We at CCIH find ourselves compelled to reflect on what it means to be a trauma-informed therapist during the current times. The pandemic has shone an ugly light on the reality that there are wide disparities across race and identities in our country. Illuminating very painfully what happens in a country built on principles of otherness and entrenched disparities of power.
Our country and our world have a long history of collective dissociation (“not-knowing”) around the devastating effects of trauma. We are aware that the field of mental health and our own training, steeped in privilege and power, has perpetuated harm by refusing to acknowledge that abuses of power create suffering--the very suffering that leads to mental health diagnoses. We cannot truly treat trauma without acknowledging our own participation in these systems and without actively working to dismantle white supremacy.
As we work to become aware of our present moment experience and the effects of past trauma, we also hold an awareness of the violence and oppression that many of us and our communities continue to experience daily in the present moment.
We want to renew our commitment to:
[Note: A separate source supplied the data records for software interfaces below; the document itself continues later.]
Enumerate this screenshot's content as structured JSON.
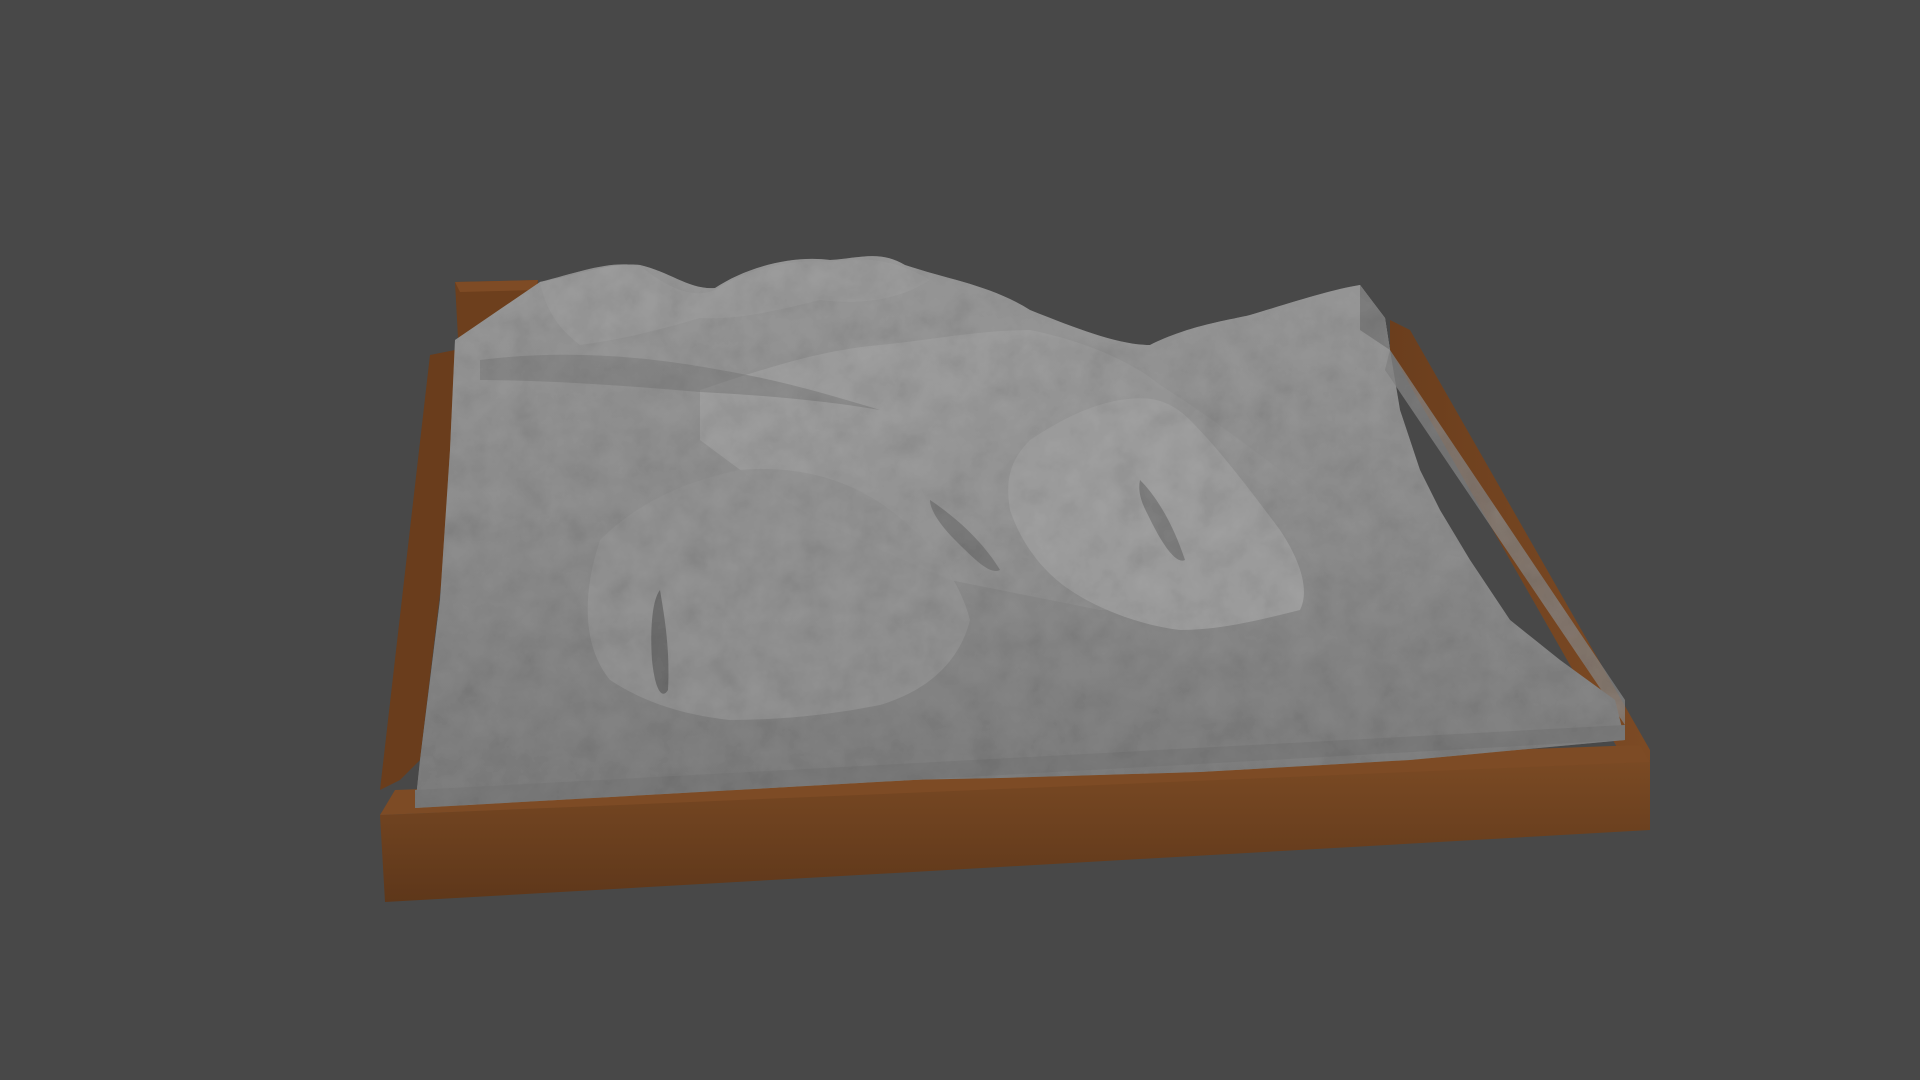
{
  "scene": {
    "background_color": "#484848",
    "terrain_color": "#8e8e8e",
    "base_color": "#6e4120",
    "label_glyphs": "",
    "objects": [
      "terrain-mesh",
      "model-base",
      "corner-label-block"
    ]
  }
}
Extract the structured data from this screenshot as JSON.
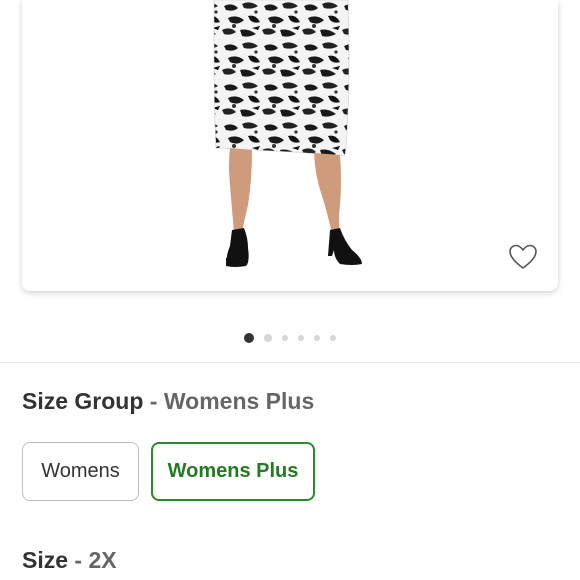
{
  "product": {
    "image_alt": "Model wearing black and white animal print pencil skirt with black pumps",
    "favorite_icon": "heart-outline-icon"
  },
  "carousel": {
    "total": 6,
    "active_index": 0
  },
  "size_group": {
    "label": "Size Group",
    "separator": "-",
    "selected_value": "Womens Plus",
    "options": [
      {
        "label": "Womens",
        "selected": false
      },
      {
        "label": "Womens Plus",
        "selected": true
      }
    ]
  },
  "size": {
    "label": "Size",
    "separator": "-",
    "selected_value": "2X"
  },
  "colors": {
    "selected_green": "#237b23",
    "text_dark": "#333333",
    "text_muted": "#666666"
  }
}
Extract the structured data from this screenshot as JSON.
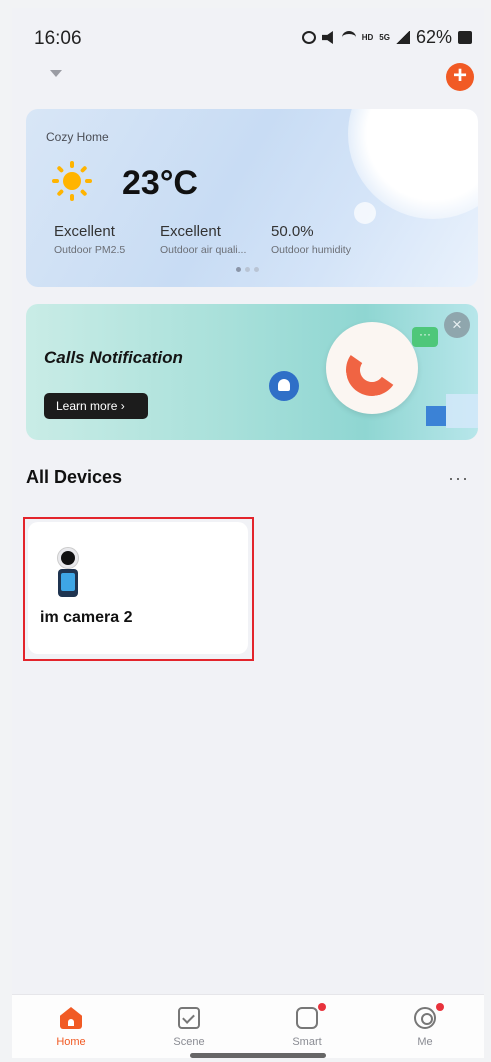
{
  "status_bar": {
    "time": "16:06",
    "network_hd": "HD",
    "network_gen": "5G",
    "battery": "62%"
  },
  "weather": {
    "home_name": "Cozy Home",
    "icon": "sun-icon",
    "temperature": "23°C",
    "metrics": [
      {
        "value": "Excellent",
        "label": "Outdoor PM2.5"
      },
      {
        "value": "Excellent",
        "label": "Outdoor air quali..."
      },
      {
        "value": "50.0%",
        "label": "Outdoor humidity"
      }
    ]
  },
  "banner": {
    "title": "Calls Notification",
    "button_label": "Learn more ›",
    "chat_glyph": "···",
    "close_glyph": "×"
  },
  "devices": {
    "section_title": "All Devices",
    "more_glyph": "···",
    "items": [
      {
        "name": "im camera 2",
        "icon": "camera-icon"
      }
    ]
  },
  "tab_bar": {
    "tabs": [
      {
        "label": "Home",
        "active": true
      },
      {
        "label": "Scene",
        "active": false
      },
      {
        "label": "Smart",
        "active": false
      },
      {
        "label": "Me",
        "active": false
      }
    ]
  },
  "colors": {
    "accent": "#f15a24",
    "highlight": "#e3242b"
  }
}
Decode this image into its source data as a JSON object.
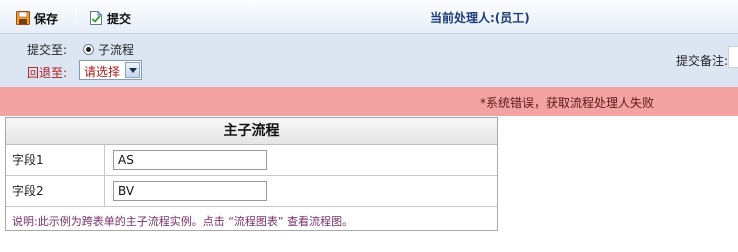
{
  "toolbar": {
    "save_label": "保存",
    "submit_label": "提交",
    "handler_text": "当前处理人:(员工)",
    "save_icon": "save-icon",
    "submit_icon": "submit-icon"
  },
  "submit_panel": {
    "submit_to_label": "提交至:",
    "subflow_option": "子流程",
    "subflow_selected": true,
    "return_to_label": "回退至:",
    "return_select_value": "请选择",
    "note_label": "提交备注:"
  },
  "error": {
    "message": "*系统错误，获取流程处理人失败"
  },
  "form": {
    "title": "主子流程",
    "rows": [
      {
        "label": "字段1",
        "value": "AS"
      },
      {
        "label": "字段2",
        "value": "BV"
      }
    ],
    "note": "说明:此示例为跨表单的主子流程实例。点击 “流程图表” 查看流程图。"
  },
  "colors": {
    "toolbar_bg": "#e6eef7",
    "panel_bg": "#dce6f3",
    "error_bg": "#f4a3a3",
    "return_label": "#b01a1a",
    "note_text": "#7a2e6a"
  }
}
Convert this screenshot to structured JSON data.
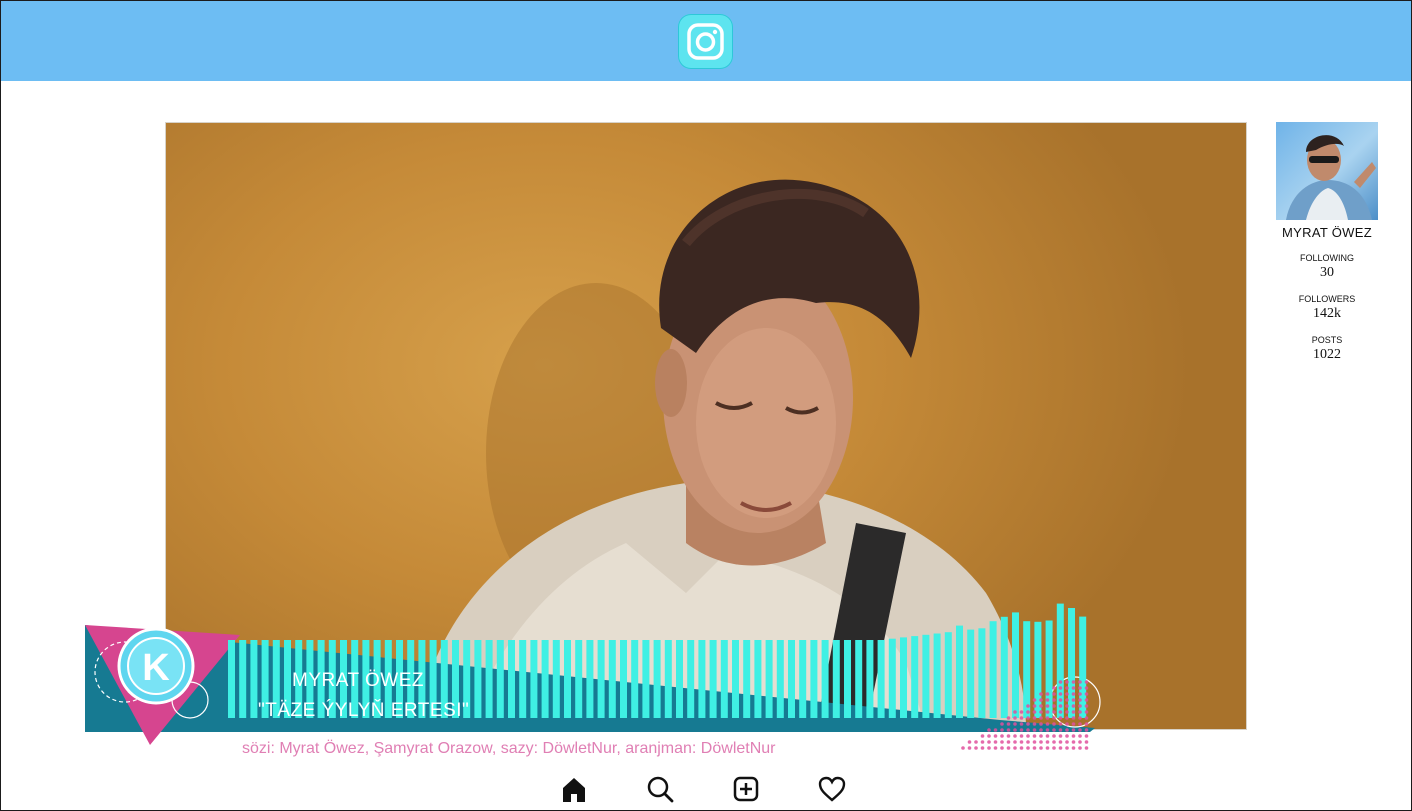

- Actively naming, exploring and confronting the impact of racial trauma and white supremacy in our psychotherapy with our clients, in our consultation with other therapists and in all of our training programs.
- Continue to reflect and educate ourselves individually and in community with others around the integration of trauma-informed and anti-oppressive lenses.
- Hold with our clients and in our professional committees that trauma and harm cause human suffering and to advocate for change in our field regarding diagnosis and allocation of resources for mental health care.
- Hold an explicit awareness that the issues in the outside world are also present in our office and to do the ongoing work of bringing our own implicit biases into present-centered awareness in our clinical work, training programs.
- To support and challenge one another in an ongoing exploration of how white supremacy and abuse of power are present in our work.